Divine; Virtue, in Greek—arete, Whence So Called.
Well, then, let us first say, beginning from the origin of the name, for what cause this supreme and blessed pursuit was called parthenia, what it aims at, what power it has, and afterwards, what fruits it gives forth. For almost all have been ignorant of this virtue as being superior to ten thousand other advantages of virtue which we cultivate for the purification and adornment of the soul. For virginity  is divine by the change of one letter,  as she alone makes him who has her, and is initiated by her incorruptible rites like unto God, than which it is impossible to find a greater good, removed, as it is, from pleasure and grief; and the wing of the soul sprinkled by it becomes stronger and lighter, accustomed daily to fly from human desires.
For since the children of the wise have said that our life is a festival, and that we have come to exhibit in the theatre the drama of truth, that is, righteousness, the devil and the demons plotting and striving against us, it is necessary for us to look upwards and to take our flight aloft, and to flee from the blandishments of their tongues, and from their forms tinged with the outward appearance of temperance, more than from the Sirens of Homer. For many, bewitched by the pleasures of error, take their flight downwards, and are weighed down when they come into this life, their nerves being relaxed and unstrung, by means of which the power of the wings of temperance is strengthened, lightening the downward tendency of the corruption of the body.

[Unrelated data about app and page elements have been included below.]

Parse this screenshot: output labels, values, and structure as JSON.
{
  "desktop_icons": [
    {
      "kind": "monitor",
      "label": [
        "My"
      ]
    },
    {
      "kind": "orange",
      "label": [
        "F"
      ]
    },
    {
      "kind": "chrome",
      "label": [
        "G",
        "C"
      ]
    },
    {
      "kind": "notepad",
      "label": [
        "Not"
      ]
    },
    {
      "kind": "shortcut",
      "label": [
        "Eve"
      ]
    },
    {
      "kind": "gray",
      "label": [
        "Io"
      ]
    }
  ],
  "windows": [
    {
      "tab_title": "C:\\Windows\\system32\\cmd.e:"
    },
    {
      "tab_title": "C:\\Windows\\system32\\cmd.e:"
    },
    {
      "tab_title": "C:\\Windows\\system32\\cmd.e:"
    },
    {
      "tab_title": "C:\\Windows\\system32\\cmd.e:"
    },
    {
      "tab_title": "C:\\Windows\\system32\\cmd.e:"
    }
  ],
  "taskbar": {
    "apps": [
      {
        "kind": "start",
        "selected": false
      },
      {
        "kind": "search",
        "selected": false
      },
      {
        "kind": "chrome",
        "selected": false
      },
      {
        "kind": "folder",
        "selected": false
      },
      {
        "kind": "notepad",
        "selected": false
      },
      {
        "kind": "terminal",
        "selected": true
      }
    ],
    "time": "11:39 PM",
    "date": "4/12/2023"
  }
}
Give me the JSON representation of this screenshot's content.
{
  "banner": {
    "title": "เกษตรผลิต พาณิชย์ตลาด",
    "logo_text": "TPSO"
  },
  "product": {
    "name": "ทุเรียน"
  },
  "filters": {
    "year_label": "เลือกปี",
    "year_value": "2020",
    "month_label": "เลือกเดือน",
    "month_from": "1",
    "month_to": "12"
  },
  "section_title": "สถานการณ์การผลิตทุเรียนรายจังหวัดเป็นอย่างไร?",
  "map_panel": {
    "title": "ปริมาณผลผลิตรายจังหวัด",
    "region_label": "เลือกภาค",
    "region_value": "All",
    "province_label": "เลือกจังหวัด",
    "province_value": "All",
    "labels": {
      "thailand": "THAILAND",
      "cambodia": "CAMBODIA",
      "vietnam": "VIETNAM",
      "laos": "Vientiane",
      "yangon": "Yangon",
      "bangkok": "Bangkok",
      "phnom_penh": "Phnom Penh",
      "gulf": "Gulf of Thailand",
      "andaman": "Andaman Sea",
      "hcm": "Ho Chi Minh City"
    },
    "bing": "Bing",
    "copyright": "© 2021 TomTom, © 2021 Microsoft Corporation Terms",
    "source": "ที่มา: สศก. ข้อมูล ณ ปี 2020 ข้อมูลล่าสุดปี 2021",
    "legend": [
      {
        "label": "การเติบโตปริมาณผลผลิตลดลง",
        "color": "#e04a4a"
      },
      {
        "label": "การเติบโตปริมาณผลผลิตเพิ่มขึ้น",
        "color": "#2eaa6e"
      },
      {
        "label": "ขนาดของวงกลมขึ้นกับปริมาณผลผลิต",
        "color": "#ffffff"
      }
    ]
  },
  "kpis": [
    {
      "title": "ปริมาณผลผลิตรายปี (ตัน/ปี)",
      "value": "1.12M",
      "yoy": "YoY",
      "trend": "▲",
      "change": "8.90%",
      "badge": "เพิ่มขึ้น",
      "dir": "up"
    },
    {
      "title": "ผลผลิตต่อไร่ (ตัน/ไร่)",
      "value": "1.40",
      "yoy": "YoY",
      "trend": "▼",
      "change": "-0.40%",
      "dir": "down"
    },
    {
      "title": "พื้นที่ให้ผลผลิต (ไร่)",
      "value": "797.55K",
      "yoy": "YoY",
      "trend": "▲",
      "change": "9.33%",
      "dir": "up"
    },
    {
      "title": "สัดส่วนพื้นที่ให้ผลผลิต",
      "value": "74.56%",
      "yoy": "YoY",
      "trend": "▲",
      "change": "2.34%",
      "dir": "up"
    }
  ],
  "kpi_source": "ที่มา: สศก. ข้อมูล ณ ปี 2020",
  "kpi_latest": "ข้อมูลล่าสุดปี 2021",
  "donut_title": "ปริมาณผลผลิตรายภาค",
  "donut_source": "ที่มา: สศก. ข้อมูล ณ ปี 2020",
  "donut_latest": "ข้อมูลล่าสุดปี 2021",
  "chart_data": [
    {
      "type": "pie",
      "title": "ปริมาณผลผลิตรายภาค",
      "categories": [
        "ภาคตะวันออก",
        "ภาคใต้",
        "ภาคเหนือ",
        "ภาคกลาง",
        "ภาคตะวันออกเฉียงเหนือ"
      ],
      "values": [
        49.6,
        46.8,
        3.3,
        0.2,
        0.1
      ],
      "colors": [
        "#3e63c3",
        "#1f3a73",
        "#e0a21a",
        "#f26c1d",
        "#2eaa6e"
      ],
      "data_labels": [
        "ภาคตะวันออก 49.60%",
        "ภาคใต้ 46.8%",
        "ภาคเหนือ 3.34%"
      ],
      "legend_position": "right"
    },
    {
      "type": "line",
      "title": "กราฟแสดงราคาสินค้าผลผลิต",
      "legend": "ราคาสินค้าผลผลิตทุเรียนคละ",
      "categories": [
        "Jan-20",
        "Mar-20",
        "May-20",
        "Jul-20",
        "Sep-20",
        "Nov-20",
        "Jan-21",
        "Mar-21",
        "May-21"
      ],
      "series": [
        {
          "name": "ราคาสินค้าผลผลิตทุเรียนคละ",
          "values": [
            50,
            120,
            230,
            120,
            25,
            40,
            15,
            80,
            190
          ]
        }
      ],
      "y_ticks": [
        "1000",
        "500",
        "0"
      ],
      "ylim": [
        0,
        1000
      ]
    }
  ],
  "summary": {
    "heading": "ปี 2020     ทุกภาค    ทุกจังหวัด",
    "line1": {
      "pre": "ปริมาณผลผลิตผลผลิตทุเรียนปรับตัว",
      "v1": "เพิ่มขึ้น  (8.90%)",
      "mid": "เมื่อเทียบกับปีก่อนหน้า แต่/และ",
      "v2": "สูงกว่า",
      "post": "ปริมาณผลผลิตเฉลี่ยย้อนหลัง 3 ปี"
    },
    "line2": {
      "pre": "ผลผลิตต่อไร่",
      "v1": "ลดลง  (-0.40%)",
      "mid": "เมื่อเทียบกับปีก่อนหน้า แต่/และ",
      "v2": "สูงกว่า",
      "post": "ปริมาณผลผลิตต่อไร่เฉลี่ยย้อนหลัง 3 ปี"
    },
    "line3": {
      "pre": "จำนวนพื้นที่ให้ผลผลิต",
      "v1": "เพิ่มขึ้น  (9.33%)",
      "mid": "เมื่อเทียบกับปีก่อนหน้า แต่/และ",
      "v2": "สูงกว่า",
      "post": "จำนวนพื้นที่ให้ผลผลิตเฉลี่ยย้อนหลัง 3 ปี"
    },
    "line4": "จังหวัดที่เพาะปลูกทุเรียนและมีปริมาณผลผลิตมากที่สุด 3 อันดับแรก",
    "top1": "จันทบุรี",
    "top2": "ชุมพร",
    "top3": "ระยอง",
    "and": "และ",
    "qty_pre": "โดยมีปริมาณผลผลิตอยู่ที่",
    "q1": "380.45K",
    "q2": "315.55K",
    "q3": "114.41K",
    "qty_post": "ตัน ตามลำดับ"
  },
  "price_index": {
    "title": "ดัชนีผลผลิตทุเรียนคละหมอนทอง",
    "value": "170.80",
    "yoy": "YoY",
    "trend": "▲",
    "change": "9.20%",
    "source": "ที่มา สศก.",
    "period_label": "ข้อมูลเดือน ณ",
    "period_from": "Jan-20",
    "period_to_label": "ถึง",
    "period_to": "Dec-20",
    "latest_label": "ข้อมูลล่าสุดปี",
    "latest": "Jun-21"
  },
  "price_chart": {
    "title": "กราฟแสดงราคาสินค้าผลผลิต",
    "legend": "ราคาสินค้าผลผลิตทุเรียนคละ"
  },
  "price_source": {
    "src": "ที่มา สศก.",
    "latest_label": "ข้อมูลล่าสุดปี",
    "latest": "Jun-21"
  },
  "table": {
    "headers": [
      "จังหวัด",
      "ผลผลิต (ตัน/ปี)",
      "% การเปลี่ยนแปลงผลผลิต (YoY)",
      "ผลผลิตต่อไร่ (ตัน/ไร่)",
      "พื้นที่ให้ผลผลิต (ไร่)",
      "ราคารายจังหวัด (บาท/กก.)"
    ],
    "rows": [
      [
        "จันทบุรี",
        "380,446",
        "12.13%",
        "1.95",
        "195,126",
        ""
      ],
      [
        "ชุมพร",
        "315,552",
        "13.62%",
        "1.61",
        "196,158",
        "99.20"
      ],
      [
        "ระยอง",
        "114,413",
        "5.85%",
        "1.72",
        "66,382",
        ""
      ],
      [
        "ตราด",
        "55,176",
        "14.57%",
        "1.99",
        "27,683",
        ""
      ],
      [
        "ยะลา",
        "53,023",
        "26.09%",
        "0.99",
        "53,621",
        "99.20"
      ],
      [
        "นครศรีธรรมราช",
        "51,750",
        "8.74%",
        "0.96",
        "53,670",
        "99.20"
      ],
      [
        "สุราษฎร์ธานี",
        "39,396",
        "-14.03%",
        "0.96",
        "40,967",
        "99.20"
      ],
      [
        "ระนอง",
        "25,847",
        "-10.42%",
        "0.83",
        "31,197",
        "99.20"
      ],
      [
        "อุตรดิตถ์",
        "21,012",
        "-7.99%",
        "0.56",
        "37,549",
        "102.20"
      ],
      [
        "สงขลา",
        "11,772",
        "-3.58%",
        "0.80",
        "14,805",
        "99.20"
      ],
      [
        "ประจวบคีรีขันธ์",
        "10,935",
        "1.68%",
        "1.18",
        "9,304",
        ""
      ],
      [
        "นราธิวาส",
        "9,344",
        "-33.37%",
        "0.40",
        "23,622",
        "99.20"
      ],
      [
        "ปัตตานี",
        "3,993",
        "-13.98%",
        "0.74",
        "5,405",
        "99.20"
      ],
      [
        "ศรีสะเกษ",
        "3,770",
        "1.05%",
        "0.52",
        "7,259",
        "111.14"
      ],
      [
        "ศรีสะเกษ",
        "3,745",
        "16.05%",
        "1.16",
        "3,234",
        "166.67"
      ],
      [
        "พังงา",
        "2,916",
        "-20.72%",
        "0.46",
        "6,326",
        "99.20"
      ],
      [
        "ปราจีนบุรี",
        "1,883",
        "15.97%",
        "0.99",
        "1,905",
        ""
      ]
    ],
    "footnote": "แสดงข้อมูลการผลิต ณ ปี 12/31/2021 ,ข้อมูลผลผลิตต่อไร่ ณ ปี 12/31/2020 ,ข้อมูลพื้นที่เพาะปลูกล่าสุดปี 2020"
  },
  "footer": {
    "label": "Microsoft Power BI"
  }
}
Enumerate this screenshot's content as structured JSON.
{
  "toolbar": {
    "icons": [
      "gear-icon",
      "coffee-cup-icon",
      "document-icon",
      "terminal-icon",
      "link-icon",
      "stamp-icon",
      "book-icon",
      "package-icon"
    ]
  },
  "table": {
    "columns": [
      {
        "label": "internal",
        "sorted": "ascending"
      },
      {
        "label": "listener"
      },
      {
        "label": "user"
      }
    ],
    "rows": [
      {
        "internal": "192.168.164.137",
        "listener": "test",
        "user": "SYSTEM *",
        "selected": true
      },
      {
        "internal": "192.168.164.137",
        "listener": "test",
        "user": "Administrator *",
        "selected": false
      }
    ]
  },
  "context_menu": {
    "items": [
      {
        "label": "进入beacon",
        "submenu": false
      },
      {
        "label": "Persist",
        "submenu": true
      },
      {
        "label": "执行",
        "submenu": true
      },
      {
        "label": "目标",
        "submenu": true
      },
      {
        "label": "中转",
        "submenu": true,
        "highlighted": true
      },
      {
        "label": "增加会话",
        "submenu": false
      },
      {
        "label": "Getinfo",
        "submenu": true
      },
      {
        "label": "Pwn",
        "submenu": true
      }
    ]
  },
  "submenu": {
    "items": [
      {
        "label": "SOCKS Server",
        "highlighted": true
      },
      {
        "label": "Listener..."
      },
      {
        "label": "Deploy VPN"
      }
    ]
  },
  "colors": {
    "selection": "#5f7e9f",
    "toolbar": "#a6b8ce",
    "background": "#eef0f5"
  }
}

Whence, O Arete, whether thou hast thy name, signifying virtue, because thou art worthy of being chosen  for thyself, or because thou raisest  and liftest up to heaven, ever going in the purest minds, come, give me thy help in my discourse, which thou hast thyself appointed me to speak.
 parthenia.  parthenia.  parthenia...partheia.  hairete.  airein.